> **Task directions**
List each line of the data that holds the word "size".

> **Given records**
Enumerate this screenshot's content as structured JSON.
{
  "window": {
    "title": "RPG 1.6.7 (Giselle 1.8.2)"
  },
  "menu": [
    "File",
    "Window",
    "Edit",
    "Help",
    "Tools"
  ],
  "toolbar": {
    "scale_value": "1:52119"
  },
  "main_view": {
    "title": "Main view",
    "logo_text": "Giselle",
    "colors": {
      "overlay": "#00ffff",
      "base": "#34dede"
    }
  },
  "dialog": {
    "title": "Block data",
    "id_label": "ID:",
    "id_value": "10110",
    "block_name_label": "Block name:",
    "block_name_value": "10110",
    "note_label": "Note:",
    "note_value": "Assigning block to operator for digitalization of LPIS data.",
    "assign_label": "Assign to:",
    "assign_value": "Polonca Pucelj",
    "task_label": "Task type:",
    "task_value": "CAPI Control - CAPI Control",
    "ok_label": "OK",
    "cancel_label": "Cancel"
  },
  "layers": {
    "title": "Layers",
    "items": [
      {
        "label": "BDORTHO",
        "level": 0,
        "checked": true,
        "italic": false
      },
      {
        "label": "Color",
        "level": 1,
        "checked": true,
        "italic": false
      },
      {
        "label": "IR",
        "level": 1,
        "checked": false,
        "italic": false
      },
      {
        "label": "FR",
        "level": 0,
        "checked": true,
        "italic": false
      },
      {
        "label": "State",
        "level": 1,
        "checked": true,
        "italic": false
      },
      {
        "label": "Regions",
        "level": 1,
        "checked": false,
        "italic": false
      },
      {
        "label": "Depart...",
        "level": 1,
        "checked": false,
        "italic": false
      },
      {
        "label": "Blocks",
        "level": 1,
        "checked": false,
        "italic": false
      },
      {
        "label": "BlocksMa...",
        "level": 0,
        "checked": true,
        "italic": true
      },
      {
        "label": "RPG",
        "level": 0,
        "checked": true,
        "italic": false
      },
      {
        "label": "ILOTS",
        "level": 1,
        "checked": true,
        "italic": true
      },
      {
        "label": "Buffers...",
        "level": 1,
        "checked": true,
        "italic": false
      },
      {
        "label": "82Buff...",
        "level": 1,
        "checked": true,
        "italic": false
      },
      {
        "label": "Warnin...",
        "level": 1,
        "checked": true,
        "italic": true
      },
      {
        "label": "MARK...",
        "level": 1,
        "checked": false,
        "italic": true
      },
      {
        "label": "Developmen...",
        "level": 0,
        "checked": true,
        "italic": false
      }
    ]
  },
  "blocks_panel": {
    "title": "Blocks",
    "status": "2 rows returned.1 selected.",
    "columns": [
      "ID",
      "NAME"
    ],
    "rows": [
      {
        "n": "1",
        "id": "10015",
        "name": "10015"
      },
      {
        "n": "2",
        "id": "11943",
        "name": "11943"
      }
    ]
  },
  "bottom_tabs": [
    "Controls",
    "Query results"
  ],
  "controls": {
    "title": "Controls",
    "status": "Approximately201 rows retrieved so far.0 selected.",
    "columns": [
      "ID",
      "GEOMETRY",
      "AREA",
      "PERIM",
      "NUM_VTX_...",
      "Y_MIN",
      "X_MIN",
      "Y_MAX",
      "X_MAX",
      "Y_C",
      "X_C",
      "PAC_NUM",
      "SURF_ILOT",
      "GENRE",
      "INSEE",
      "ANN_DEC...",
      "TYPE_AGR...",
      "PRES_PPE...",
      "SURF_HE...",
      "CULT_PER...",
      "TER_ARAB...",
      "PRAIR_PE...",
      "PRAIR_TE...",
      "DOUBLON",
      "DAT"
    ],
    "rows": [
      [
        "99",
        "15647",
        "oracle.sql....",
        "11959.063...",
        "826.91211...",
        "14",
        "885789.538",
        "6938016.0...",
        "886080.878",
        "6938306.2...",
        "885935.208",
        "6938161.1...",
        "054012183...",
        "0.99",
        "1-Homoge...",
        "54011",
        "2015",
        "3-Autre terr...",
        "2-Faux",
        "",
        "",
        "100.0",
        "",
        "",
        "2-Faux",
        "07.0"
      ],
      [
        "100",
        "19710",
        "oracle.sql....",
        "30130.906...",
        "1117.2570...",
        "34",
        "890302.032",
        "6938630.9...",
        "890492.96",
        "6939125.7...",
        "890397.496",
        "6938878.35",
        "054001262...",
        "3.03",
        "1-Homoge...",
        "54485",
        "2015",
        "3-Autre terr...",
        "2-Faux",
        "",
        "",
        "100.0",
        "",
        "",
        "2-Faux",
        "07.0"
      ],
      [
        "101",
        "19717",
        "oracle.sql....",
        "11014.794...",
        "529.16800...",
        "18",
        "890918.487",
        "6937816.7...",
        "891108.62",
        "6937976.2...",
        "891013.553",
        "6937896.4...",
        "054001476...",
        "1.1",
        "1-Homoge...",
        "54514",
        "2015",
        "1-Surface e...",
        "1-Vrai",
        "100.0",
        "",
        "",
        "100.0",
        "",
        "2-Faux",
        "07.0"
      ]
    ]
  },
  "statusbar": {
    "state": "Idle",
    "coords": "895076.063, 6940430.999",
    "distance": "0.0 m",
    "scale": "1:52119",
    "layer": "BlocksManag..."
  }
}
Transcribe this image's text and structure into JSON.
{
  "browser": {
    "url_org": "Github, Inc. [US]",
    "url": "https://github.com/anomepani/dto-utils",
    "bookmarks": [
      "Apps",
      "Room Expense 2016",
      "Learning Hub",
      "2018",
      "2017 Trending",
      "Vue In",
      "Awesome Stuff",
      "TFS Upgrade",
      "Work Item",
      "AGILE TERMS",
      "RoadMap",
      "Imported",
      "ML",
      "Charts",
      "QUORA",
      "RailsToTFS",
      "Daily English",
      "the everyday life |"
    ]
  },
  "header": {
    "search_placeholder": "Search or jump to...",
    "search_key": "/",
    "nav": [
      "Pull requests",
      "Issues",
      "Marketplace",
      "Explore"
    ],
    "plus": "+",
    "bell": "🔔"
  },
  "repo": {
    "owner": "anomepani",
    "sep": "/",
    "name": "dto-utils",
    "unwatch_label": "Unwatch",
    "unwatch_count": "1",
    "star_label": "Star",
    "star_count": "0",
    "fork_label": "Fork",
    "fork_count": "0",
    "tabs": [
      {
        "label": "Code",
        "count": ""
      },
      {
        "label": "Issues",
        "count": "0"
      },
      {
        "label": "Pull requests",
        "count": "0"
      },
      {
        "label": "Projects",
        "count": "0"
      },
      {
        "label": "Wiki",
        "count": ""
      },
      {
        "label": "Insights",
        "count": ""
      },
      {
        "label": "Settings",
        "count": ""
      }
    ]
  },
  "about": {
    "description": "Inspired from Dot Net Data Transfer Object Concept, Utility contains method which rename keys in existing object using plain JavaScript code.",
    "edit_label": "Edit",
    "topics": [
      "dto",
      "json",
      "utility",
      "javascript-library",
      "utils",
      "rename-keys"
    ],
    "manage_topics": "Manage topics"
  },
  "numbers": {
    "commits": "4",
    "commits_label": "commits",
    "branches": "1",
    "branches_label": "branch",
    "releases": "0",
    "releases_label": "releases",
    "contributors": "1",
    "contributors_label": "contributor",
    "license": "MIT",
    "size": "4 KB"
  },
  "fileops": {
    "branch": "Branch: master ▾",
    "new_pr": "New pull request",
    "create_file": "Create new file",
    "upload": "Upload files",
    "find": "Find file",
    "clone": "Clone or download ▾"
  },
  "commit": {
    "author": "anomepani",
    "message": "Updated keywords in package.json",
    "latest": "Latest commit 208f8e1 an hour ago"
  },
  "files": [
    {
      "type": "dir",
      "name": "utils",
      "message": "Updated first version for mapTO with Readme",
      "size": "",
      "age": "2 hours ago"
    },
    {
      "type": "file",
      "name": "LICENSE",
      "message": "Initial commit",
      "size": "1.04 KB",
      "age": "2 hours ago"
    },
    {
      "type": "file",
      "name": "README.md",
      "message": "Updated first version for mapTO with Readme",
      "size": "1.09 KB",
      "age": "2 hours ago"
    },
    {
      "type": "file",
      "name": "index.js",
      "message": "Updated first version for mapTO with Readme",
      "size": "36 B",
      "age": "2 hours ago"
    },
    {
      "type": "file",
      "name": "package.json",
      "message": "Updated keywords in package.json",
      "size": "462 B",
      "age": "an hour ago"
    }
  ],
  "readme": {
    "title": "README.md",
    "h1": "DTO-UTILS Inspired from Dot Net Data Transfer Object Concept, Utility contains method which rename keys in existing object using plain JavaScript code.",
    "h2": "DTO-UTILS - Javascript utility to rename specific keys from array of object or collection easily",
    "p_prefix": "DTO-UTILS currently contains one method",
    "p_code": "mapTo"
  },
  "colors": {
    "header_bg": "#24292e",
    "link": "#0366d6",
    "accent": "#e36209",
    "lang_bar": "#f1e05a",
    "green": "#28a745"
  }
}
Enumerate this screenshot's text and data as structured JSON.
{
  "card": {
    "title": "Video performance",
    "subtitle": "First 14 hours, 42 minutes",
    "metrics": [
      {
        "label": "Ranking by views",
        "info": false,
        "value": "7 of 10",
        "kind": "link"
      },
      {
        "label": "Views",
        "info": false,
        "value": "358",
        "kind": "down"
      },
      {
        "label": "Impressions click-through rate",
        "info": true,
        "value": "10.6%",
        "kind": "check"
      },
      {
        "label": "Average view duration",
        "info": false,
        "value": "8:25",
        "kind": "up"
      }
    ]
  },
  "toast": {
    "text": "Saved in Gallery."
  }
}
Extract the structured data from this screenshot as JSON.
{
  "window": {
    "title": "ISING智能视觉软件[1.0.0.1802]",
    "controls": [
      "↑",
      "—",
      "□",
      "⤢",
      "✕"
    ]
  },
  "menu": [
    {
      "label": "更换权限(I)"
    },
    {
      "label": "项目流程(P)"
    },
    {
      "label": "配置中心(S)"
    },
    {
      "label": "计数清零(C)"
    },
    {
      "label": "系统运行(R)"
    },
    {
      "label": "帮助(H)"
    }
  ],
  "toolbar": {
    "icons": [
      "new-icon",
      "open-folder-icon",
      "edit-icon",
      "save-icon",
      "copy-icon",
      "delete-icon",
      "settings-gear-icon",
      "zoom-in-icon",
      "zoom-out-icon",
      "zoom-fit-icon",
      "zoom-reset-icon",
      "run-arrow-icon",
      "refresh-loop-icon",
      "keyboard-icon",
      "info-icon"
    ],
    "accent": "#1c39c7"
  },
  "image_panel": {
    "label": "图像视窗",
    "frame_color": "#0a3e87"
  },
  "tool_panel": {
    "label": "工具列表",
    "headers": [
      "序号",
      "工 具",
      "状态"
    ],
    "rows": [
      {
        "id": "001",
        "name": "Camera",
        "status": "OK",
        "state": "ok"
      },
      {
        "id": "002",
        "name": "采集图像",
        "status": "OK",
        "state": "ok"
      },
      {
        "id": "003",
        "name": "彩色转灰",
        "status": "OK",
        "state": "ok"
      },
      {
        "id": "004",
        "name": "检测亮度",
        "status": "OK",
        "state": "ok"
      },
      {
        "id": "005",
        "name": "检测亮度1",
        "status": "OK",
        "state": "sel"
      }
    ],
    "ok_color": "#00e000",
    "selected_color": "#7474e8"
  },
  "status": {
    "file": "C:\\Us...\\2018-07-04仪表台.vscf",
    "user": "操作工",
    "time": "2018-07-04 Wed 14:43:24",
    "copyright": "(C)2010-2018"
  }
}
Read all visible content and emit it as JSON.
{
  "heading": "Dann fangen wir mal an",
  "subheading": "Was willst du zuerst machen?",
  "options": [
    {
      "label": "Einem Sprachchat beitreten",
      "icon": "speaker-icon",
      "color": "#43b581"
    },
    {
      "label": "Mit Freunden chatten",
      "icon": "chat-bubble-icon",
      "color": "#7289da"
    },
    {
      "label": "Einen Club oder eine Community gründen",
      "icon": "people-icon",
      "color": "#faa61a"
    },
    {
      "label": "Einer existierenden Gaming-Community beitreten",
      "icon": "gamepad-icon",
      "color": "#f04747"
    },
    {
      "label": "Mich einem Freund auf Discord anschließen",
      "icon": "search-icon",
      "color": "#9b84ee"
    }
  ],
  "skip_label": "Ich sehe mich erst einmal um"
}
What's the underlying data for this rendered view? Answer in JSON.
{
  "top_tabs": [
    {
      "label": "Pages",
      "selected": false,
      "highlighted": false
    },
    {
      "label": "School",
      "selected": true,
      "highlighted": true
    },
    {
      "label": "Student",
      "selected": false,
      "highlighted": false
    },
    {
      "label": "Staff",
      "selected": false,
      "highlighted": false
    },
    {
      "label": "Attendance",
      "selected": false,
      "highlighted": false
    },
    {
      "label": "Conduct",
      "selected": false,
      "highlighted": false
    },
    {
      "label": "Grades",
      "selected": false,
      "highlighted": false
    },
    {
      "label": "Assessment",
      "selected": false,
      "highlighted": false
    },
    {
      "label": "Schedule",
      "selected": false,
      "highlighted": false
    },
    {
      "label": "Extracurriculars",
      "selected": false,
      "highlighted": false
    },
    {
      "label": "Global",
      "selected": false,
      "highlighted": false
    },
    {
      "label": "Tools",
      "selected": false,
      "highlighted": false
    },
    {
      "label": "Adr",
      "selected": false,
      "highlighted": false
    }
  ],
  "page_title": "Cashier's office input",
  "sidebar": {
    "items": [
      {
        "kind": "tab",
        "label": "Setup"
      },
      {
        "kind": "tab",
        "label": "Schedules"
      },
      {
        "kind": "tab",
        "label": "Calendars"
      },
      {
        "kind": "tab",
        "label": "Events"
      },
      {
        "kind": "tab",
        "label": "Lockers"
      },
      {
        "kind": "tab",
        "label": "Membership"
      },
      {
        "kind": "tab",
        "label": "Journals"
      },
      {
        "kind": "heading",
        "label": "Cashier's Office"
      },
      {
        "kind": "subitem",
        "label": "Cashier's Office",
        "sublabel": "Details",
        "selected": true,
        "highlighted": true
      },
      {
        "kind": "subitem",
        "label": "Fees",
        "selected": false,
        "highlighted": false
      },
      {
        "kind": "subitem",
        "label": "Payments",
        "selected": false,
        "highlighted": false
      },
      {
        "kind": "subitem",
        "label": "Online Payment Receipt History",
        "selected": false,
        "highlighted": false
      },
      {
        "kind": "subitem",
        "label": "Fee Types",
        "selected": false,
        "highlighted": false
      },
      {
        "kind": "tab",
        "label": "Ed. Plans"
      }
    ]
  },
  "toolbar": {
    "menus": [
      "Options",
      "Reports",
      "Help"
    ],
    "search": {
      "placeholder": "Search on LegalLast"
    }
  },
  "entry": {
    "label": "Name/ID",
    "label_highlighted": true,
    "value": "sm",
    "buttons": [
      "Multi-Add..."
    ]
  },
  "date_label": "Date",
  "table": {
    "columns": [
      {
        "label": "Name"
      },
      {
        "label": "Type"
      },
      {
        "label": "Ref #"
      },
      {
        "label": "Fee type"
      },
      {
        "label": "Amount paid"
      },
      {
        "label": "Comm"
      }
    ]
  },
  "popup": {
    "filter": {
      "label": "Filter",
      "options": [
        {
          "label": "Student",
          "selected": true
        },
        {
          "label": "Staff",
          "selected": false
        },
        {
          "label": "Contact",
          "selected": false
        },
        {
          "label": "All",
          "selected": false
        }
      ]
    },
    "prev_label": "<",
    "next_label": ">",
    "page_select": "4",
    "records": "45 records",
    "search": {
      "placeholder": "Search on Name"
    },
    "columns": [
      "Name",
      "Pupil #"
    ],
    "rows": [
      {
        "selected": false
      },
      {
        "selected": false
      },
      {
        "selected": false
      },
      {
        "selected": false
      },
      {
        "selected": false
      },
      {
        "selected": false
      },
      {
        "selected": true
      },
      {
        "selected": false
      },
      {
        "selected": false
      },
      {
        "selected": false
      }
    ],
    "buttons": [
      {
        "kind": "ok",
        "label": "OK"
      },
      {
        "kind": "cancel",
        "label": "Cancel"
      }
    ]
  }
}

> **Expected output**
    "size": "4 KB"
      "size": "",
      "size": "1.04 KB",
      "size": "1.09 KB",
      "size": "36 B",
      "size": "462 B",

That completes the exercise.